Plaque unveiled to celebrate seminal theory of chemical valence by Sir Edward Frankland FRS
The School of Chemistry has unveiled a plaque awarded by the History Division of the American Chemical Society to celebrate seminal work by Sir Edward Frankland FRS that established the theory of chemical valence in 1852.
In 1852, based at what would become The University of Manchester, Sir Edward published a paper (Phil. Trans. R. Soc. Lond. 1852, 142, 417-444) where he described his theory of chemical valence, which is a measure of the combining power of a given element with another when forming chemical compounds. The significance of the theory, which has become a cornerstone of our understanding of chemistry, is that it has broad applicability, and it successfully accounts for the molecular structure of a wide range of inorganic and organic compounds. With this understanding in place, the scene was then set for the development of subsequent chemical bonding theories such as Lewis structure, valence bond theory, molecular orbitals, valence shell electron pair repulsion theory, and quantum chemistry.
Sir Edward is also widely credited as one of the originators of organometallic chemistry, that is compounds with metal-carbon bonds, following his successful synthesis of fundamental organometallic molecules such as diethylzinc. To commemorate the occasion of the award, a symposium was held with research talks spanning the full range of contemporary organometallic chemistry given by Prof. Bill Evans (University of California, Irvine), Prof. Philip Power FRS (University of California, Davis), and Prof. Igor Larrosa and Drs Mike Ingleson and Vanesa Marcos from The University of Manchester. The programme of lectures was rounded off by a lecture from Dr Robert Anderson from the Chemical Heritage Foundation that gave a flavour of the life of Sir Edward Frankland himself.
The event was attended by several of Sir Edward’s descendants, and one of the Frankland family, Miss Miriam O’Hanlon who is a great great great grandchild of Sir Edward, concluded the symposium by unveiling the plaque. The plaque will be permanently displayed in the foyer of The School of Chemistry adjacent to another plaque, bequeathed by the American Chemical Society, that recognises seminal work on radioactivity accomplished by the Nobel Laureate Sir Earnest Rutherford at Victoria University of Manchester, the forerunner of The University of Manchester.
Professor Steve Liddle, Head of Inorganic Chemistry and organiser of the event, said: “We are very grateful to the American Chemical Society for this award, and the quality and breath of the science that was presented at this symposium is a testament to the profound legacy that Sir Edward created with his theory of chemical valence. The University of Manchester has a proud heritage where this area is concerned, and in addition to the work of Frankland and Rutherford it has close ties to atomic structure and bonding luminaries John Dalton, Joseph Thompson, and James Chadwick.”

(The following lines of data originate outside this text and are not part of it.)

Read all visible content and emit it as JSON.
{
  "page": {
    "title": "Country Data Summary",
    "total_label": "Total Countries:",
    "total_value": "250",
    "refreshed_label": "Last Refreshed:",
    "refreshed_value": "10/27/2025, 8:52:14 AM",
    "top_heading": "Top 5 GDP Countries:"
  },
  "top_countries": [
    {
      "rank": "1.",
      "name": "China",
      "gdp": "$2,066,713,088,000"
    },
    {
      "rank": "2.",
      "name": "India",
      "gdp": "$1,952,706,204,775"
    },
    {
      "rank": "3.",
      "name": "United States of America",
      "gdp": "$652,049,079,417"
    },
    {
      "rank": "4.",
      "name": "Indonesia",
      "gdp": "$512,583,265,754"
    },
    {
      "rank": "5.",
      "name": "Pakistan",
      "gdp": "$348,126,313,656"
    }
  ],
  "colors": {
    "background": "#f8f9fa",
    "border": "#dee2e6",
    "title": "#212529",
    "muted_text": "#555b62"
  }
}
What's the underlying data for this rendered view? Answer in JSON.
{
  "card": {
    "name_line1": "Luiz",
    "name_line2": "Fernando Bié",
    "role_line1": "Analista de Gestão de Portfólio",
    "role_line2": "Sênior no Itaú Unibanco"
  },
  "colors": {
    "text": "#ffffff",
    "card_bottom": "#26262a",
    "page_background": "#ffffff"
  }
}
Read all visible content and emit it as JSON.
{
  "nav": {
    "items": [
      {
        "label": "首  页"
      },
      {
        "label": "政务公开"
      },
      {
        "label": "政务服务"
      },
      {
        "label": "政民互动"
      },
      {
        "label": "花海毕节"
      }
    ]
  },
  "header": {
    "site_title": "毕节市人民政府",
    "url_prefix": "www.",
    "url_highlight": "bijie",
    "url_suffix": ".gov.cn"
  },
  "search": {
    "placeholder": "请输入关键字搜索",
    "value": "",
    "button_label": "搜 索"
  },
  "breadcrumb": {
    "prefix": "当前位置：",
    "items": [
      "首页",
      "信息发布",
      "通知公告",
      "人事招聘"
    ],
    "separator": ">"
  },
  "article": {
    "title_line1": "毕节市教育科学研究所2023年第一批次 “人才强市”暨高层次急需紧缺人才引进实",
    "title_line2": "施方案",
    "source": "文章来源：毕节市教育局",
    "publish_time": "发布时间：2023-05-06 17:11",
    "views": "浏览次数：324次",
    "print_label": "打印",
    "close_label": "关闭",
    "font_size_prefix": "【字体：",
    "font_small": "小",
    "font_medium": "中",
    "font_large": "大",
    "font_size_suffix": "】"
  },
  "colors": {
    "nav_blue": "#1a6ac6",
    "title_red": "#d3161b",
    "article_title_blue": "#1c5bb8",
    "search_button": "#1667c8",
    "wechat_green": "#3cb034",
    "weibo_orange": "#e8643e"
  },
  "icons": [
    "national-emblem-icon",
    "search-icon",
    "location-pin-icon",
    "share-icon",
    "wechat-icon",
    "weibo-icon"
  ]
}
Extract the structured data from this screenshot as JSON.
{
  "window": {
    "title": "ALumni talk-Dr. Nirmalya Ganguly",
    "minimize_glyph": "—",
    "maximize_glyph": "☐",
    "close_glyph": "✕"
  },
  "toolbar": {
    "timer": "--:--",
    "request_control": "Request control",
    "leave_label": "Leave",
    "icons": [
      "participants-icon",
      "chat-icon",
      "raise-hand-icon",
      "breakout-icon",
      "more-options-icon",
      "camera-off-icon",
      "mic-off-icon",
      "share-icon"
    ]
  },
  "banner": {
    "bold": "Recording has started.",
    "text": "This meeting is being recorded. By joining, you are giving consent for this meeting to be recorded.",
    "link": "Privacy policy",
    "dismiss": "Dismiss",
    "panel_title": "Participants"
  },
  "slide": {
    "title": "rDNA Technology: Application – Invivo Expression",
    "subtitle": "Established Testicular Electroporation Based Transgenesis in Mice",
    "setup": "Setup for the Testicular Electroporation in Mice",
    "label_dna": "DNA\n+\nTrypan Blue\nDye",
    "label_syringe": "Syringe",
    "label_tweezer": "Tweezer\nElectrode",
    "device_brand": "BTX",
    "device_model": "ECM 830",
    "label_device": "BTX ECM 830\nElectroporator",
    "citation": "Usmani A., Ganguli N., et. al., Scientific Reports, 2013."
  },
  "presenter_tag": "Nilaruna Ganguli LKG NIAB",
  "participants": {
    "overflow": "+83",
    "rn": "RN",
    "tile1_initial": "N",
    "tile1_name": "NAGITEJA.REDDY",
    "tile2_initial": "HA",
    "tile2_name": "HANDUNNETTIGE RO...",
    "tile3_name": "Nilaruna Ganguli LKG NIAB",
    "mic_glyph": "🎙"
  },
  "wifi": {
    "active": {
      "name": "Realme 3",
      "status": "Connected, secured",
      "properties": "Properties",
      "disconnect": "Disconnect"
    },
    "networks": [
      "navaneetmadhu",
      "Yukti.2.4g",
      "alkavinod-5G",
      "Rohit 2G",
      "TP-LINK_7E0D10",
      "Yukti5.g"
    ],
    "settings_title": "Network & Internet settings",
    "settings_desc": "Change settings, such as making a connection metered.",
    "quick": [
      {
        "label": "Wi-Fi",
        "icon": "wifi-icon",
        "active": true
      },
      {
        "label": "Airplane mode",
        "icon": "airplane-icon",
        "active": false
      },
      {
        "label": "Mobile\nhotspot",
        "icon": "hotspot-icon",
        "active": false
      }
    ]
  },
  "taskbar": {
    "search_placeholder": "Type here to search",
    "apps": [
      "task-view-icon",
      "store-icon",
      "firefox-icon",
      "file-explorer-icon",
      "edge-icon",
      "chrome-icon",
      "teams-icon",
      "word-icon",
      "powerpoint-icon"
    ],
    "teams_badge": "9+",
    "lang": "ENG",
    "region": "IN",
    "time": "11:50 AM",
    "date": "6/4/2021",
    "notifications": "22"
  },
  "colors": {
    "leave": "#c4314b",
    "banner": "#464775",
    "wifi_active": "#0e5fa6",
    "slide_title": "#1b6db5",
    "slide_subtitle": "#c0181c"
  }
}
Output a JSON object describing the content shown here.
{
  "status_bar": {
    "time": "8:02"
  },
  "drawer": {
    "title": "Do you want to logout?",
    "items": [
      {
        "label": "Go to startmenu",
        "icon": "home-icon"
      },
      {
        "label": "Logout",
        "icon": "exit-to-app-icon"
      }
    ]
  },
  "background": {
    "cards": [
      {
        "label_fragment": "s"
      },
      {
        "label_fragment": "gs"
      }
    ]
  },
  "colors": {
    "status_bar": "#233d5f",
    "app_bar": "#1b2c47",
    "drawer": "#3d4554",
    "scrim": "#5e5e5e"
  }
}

Professor Richard Winpenny, Head of the School of Chemistry added: “Between them, Frankland, Rutherford, Dalton, Thompson, and Chadwick discovered the proton, neutron, electron, atomic structure theory, and the concept of chemical valence, so the atom is very much a Mancunian!”